Ratings agency analyst says re-test of January low certain, but 'mid-price' future looms
A "re-test" of the $45-a-barrel low for the benchmark Brent crude oil price is "inevitable" in the near future as supply prices continue to squeeze the market, an analyst arm of Fitch Ratings has said.
The comments from BMI Research, quoted by Reuters, came in the wake of major falls on Monday that saw the price dip below $50 for the first time in six months. A price of $45 would be symbolically significant in the UK as it is the level at which petrol prices below £1 a litre become a distinct possibility.
The Financial Times notes the first trading session in August brought a fall of 5.2 per cent to $49.52 as data showed global production continuing to rise, adding to oversupply concerns, with worries persisting over a manufacturing slowdown in China. Commodities markets have recovered some "poise" in Tuesday trading, the FT says in a separate report, and Brent has moved back marginally above $50.
BMI said prices would remain depressed in the coming months amid pressure from a strong dollar, weakening Chinese economy and the prospect of Iranian oil further flooding the market. "A re-test of Brent crude's 2015 low around $45 per barrel looks inevitable given current ample market supply and intensifying bearish market sentiment toward prices," the firm said in a note to clients.
But analysts say it is unlikely there will be a return to the significantly below $50 norms pre-2005, or the high $100-plus levels the market had become accustomed to in recent years. Instead a "mid-price era" is now looming: BMI itself said it expected prices to move back towards $60 in 2016, in line with consensus forecasts of a return to $60-$70.
In the short-term, however, the trend is down. Sabine Schels, a commodities strategist with Bank of America Merrill Lynch in London, told the Wall Street Journal "we are probably a few dollars away" from a bottom, while David Hufton, of oil brokerage PVM, told the paper "the prospects of a second half-year price rebound have evaporated".
Oil price: Majors braced as $50 barrel looms
A recent renewed decline in the price of oil is gathering pace, with international benchmark Brent crude hurtling towards the $50-a-barrel threshold it last breached in January at the nadir of its year-long slump.
In London the price per barrel was hovering a little above $51 on Monday morning, after it shed close to 2.3 per cent following a similar fall in New York. It is now more than 25 per cent below the peak of its spring recovery in May and is firmly entrenched in bear market territory, with many predicting a continued slide.
The Wall Street Journal said the latest selloff followed another round of data showing a persistent supply glut, with US producers continuing to increase output and, crucially, a significant decline in manufacturing activity in China. The country is the second-largest consumer of oil in the world and the news is damaging to the outlook for demand, which needs to remain sky high to justify excess production from Opec countries and the US shale industry amid a bitter turf war.

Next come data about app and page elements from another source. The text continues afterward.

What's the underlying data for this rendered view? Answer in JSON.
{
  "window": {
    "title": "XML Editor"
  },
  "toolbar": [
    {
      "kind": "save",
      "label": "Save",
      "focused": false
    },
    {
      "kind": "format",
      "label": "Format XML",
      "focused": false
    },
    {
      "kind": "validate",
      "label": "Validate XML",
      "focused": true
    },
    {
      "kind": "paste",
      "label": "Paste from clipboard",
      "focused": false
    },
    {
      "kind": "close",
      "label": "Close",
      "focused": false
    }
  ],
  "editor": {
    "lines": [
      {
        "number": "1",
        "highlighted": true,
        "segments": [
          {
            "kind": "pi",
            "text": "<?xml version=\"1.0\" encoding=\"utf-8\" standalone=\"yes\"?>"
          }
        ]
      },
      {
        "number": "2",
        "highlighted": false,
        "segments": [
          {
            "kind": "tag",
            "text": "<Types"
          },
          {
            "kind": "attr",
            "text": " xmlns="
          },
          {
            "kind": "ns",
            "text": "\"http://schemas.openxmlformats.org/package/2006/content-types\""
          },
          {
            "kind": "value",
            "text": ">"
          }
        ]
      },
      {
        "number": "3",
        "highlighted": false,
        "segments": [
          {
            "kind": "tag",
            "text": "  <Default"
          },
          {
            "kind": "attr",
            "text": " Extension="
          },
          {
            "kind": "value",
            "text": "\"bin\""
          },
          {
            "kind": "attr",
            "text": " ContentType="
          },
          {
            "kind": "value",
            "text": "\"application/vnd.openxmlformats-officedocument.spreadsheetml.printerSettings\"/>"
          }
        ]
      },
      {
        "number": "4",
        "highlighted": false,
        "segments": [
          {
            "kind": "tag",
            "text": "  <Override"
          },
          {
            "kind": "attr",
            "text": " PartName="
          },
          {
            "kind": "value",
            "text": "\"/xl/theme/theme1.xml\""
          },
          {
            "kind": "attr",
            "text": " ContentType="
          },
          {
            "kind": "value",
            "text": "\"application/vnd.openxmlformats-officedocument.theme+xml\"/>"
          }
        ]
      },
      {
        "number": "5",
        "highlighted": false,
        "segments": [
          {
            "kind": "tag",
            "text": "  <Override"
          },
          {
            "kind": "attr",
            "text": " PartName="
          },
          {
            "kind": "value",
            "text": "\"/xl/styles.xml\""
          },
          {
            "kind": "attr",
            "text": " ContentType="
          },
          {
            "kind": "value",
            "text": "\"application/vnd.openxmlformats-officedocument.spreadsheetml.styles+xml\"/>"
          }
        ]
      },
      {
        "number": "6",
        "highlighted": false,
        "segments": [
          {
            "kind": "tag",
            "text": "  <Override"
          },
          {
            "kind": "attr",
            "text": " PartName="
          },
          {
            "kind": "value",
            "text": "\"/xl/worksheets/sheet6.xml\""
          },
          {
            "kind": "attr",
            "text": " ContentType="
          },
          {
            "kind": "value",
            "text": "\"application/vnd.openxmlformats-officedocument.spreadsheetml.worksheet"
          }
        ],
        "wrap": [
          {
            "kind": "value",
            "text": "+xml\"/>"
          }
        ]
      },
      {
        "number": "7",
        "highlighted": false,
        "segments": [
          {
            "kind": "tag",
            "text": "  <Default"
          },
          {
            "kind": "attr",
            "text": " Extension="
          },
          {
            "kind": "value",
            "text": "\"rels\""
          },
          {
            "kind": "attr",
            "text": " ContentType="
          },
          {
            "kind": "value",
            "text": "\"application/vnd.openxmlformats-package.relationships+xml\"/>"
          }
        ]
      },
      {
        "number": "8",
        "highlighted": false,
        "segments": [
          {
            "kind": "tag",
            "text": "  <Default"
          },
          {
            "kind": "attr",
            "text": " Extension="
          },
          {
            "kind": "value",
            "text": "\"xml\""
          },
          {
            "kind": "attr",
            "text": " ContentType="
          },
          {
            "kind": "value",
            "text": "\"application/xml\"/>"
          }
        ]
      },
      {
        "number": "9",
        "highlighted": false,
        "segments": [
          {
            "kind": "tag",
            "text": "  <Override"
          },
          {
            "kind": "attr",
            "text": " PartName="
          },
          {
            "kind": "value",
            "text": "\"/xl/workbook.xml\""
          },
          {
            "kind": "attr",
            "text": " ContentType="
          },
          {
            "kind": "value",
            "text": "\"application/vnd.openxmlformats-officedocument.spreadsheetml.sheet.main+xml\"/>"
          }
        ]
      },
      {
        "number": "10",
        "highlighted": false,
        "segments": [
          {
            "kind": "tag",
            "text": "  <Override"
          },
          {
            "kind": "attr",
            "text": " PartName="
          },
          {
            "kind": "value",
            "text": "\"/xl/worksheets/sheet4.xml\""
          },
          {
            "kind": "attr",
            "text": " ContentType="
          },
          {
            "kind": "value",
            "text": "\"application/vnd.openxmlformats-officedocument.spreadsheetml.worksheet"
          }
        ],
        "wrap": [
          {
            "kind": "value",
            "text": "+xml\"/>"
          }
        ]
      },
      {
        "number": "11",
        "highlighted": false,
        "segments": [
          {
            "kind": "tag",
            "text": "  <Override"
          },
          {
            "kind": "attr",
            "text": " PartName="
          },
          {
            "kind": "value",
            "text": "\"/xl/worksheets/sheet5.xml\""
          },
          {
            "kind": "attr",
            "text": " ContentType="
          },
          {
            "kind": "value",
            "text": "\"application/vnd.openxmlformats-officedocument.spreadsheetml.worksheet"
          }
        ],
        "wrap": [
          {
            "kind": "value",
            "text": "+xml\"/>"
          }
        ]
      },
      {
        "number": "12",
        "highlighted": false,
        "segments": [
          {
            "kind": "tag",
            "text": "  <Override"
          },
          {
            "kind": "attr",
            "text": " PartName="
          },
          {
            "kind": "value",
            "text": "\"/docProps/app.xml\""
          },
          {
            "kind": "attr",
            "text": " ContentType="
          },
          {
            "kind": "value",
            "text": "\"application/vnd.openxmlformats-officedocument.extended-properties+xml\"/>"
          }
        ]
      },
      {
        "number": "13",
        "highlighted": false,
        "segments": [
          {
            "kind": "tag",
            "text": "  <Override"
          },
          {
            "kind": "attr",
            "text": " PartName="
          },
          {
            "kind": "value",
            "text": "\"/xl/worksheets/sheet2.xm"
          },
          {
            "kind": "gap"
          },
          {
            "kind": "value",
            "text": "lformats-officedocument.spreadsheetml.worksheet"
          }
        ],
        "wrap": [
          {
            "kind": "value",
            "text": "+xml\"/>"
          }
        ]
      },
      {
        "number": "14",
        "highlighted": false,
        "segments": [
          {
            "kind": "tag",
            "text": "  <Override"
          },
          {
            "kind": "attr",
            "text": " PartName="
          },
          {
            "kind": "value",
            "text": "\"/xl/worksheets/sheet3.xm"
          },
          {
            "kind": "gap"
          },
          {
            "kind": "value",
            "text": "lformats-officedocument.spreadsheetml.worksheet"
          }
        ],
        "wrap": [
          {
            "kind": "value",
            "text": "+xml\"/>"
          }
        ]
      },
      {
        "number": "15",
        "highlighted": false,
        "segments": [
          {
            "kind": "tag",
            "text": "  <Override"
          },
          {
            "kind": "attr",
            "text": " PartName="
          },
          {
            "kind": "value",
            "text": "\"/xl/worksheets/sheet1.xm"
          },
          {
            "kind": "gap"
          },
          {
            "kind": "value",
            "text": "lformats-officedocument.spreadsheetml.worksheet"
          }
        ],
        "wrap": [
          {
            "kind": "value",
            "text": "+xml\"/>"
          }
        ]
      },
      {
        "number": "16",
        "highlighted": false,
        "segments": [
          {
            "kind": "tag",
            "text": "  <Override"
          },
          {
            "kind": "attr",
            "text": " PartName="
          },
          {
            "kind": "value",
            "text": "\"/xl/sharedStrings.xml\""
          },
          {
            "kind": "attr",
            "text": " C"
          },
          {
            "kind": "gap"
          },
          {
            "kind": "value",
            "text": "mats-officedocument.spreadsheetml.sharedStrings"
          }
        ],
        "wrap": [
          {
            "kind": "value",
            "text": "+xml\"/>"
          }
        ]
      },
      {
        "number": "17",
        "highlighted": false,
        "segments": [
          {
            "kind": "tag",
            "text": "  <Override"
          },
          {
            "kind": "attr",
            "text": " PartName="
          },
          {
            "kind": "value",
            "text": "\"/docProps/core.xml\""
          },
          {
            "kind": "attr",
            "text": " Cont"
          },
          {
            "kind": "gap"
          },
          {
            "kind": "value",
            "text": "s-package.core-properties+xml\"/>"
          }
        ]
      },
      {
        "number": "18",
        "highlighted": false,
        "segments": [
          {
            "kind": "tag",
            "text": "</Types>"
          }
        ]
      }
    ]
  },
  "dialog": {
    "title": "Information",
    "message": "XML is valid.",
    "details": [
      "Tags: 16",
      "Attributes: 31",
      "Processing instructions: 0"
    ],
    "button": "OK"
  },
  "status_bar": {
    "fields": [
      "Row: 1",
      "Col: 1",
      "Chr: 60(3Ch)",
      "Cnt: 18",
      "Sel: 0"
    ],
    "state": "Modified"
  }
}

As the FT notes, the falls come on the back of a painful week for oil exploration majors, with the likes of BP, Shell, ExxonMobil and Chevron reporting substantial declines in profit and the withdrawal of billions of dollars' worth of projects.
The industry is bracing for prices to remain low. Michele Della Vigna, co-head of European equity research at Goldman Sachs, has told CNBC that by 2020 it sees oil remaining around $50 per barrel, well below current projections of prices recovering to around $70 and a worrying sign for big oil companies. The World Bank recently said it still expects the price to recover this year and be above $70 by 2020.
Of course, for consumers, plummeting oil is good news and it is already beginning to bring down the price of fuel at the pump. According to the RAC, depending on a number of factors, there is a chance the UK could again see a litre of petrol go below the £1 mark if oil prices slip back below $45.